> Task instructions: What lines in the material hold the string "content"? Copy out each of them.
◆ ◆ ◆ ◆ ◆
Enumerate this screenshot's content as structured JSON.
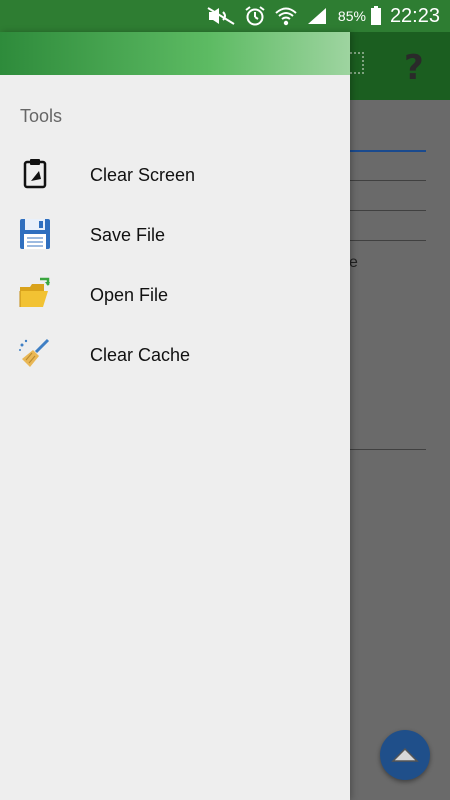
{
  "status_bar": {
    "battery": "85%",
    "time": "22:23",
    "icons": [
      "mute-icon",
      "alarm-icon",
      "wifi-icon",
      "signal-icon",
      "battery-icon"
    ]
  },
  "background_app": {
    "toolbar_icons": [
      "view-icon",
      "help-icon"
    ],
    "help_glyph": "?",
    "partial_text": "e"
  },
  "drawer": {
    "section_title": "Tools",
    "items": [
      {
        "label": "Clear Screen",
        "icon": "clipboard-icon"
      },
      {
        "label": "Save File",
        "icon": "floppy-disk-icon"
      },
      {
        "label": "Open File",
        "icon": "folder-open-icon"
      },
      {
        "label": "Clear Cache",
        "icon": "broom-icon"
      }
    ]
  },
  "fab": {
    "icon": "chevron-up-icon"
  },
  "colors": {
    "status_bar": "#2e7d32",
    "drawer_header_start": "#2e8b3b",
    "drawer_header_end": "#9ed4a0",
    "drawer_bg": "#eeeeee",
    "fab": "#1f4f8a"
  }
}
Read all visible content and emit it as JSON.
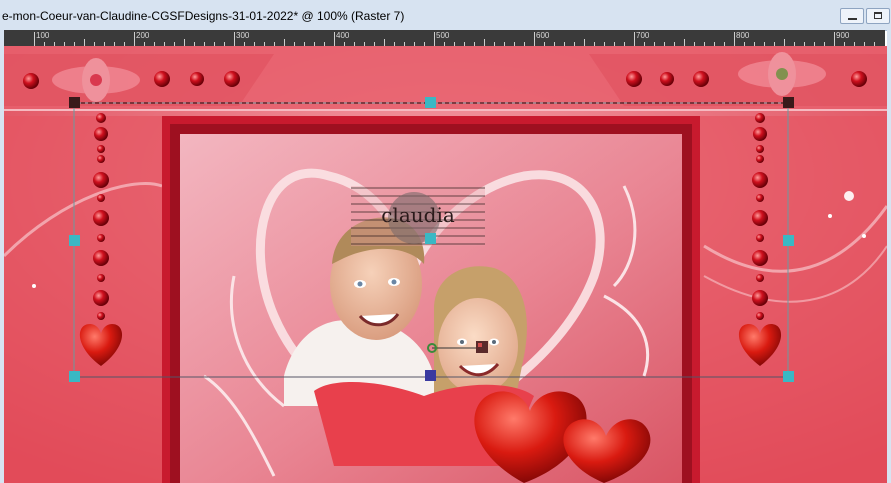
{
  "window": {
    "title": "e-mon-Coeur-van-Claudine-CGSFDesigns-31-01-2022* @ 100% (Raster 7)"
  },
  "ruler": {
    "labels": [
      "100",
      "200",
      "300",
      "400",
      "500",
      "600",
      "700",
      "800",
      "900"
    ]
  },
  "watermark": {
    "text": "claudia"
  },
  "colors": {
    "canvas_bg": "#e84a5a",
    "panel_pink": "#ee8a96",
    "frame_red": "#c81a2e",
    "handle_teal": "#3ab8c4",
    "ruler_bg": "#3a3a3a",
    "titlebar": "#d7e3f1"
  }
}
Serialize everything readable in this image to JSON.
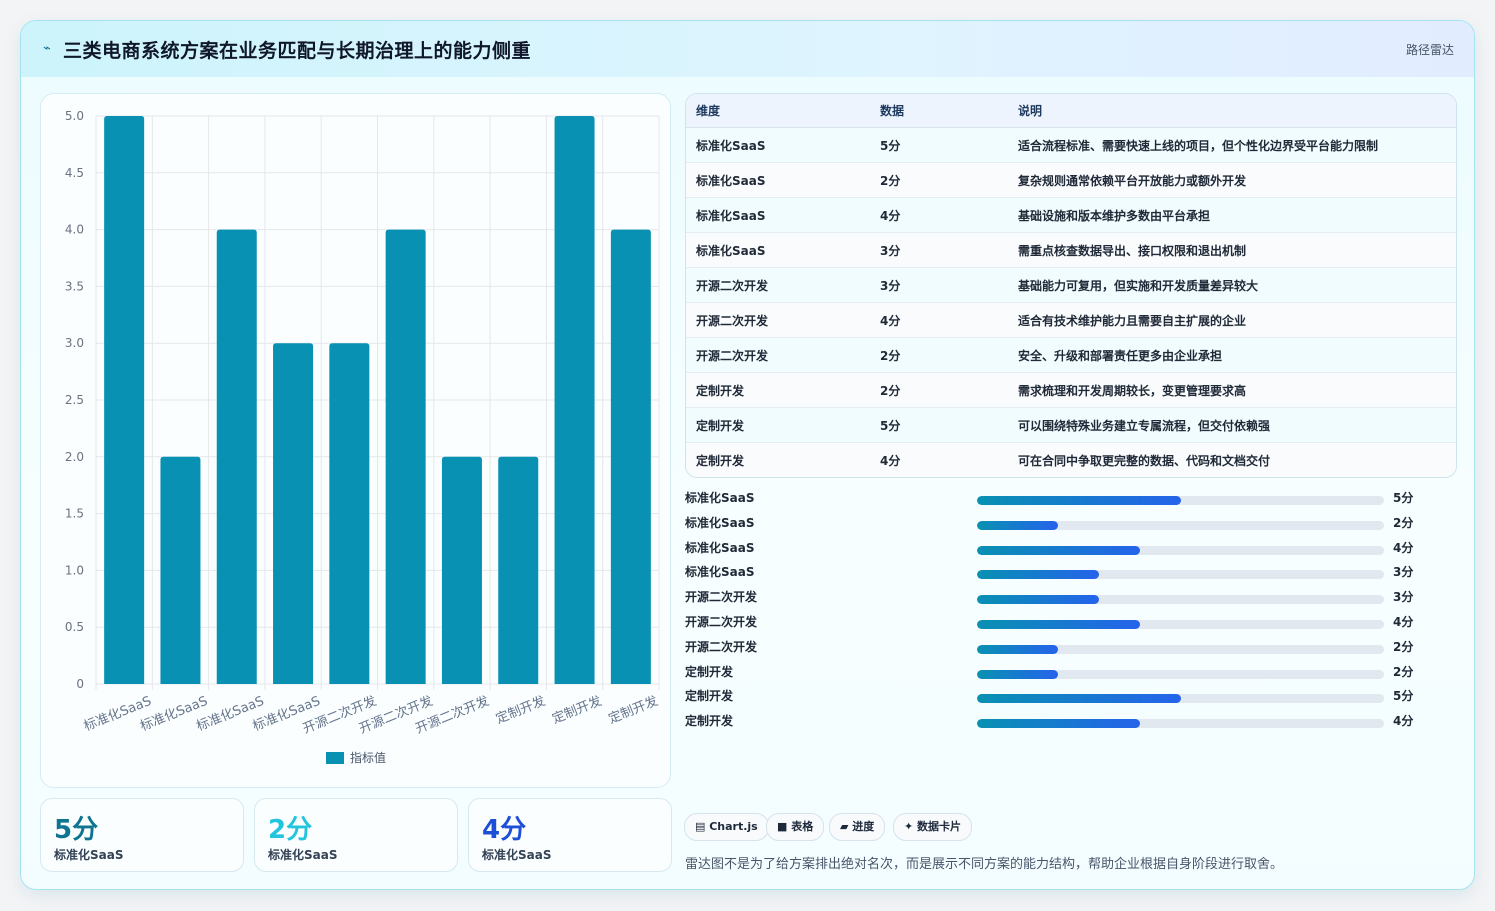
{
  "header": {
    "icon": "⌁",
    "title": "三类电商系统方案在业务匹配与长期治理上的能力侧重",
    "tag": "路径雷达"
  },
  "chart_data": {
    "type": "bar",
    "categories": [
      "标准化SaaS",
      "标准化SaaS",
      "标准化SaaS",
      "标准化SaaS",
      "开源二次开发",
      "开源二次开发",
      "开源二次开发",
      "定制开发",
      "定制开发",
      "定制开发"
    ],
    "series": [
      {
        "name": "指标值",
        "values": [
          5,
          2,
          4,
          3,
          3,
          4,
          2,
          2,
          5,
          4
        ]
      }
    ],
    "yticks": [
      "0",
      "0.5",
      "1.0",
      "1.5",
      "2.0",
      "2.5",
      "3.0",
      "3.5",
      "4.0",
      "4.5",
      "5.0"
    ],
    "ylim": [
      0,
      5
    ],
    "grid": true,
    "legend": "bottom",
    "color": "#0891b2"
  },
  "stats": [
    {
      "value": "5分",
      "label": "标准化SaaS",
      "color": "#0e7490"
    },
    {
      "value": "2分",
      "label": "标准化SaaS",
      "color": "#22c5dd"
    },
    {
      "value": "4分",
      "label": "标准化SaaS",
      "color": "#1d4ed8"
    }
  ],
  "table": {
    "headers": [
      "维度",
      "数据",
      "说明"
    ],
    "rows": [
      [
        "标准化SaaS",
        "5分",
        "适合流程标准、需要快速上线的项目，但个性化边界受平台能力限制"
      ],
      [
        "标准化SaaS",
        "2分",
        "复杂规则通常依赖平台开放能力或额外开发"
      ],
      [
        "标准化SaaS",
        "4分",
        "基础设施和版本维护多数由平台承担"
      ],
      [
        "标准化SaaS",
        "3分",
        "需重点核查数据导出、接口权限和退出机制"
      ],
      [
        "开源二次开发",
        "3分",
        "基础能力可复用，但实施和开发质量差异较大"
      ],
      [
        "开源二次开发",
        "4分",
        "适合有技术维护能力且需要自主扩展的企业"
      ],
      [
        "开源二次开发",
        "2分",
        "安全、升级和部署责任更多由企业承担"
      ],
      [
        "定制开发",
        "2分",
        "需求梳理和开发周期较长，变更管理要求高"
      ],
      [
        "定制开发",
        "5分",
        "可以围绕特殊业务建立专属流程，但交付依赖强"
      ],
      [
        "定制开发",
        "4分",
        "可在合同中争取更完整的数据、代码和文档交付"
      ]
    ]
  },
  "progress": [
    {
      "label": "标准化SaaS",
      "value": "5分",
      "fraction": 0.5
    },
    {
      "label": "标准化SaaS",
      "value": "2分",
      "fraction": 0.2
    },
    {
      "label": "标准化SaaS",
      "value": "4分",
      "fraction": 0.4
    },
    {
      "label": "标准化SaaS",
      "value": "3分",
      "fraction": 0.3
    },
    {
      "label": "开源二次开发",
      "value": "3分",
      "fraction": 0.3
    },
    {
      "label": "开源二次开发",
      "value": "4分",
      "fraction": 0.4
    },
    {
      "label": "开源二次开发",
      "value": "2分",
      "fraction": 0.2
    },
    {
      "label": "定制开发",
      "value": "2分",
      "fraction": 0.2
    },
    {
      "label": "定制开发",
      "value": "5分",
      "fraction": 0.5
    },
    {
      "label": "定制开发",
      "value": "4分",
      "fraction": 0.4
    }
  ],
  "chips": [
    "▤ Chart.js",
    "■ 表格",
    "▰ 进度",
    "✦ 数据卡片"
  ],
  "footnote": "雷达图不是为了给方案排出绝对名次，而是展示不同方案的能力结构，帮助企业根据自身阶段进行取舍。"
}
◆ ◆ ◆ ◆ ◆
> Answer space:
Enumerate this screenshot's content as structured JSON.
Read all visible content and emit it as JSON.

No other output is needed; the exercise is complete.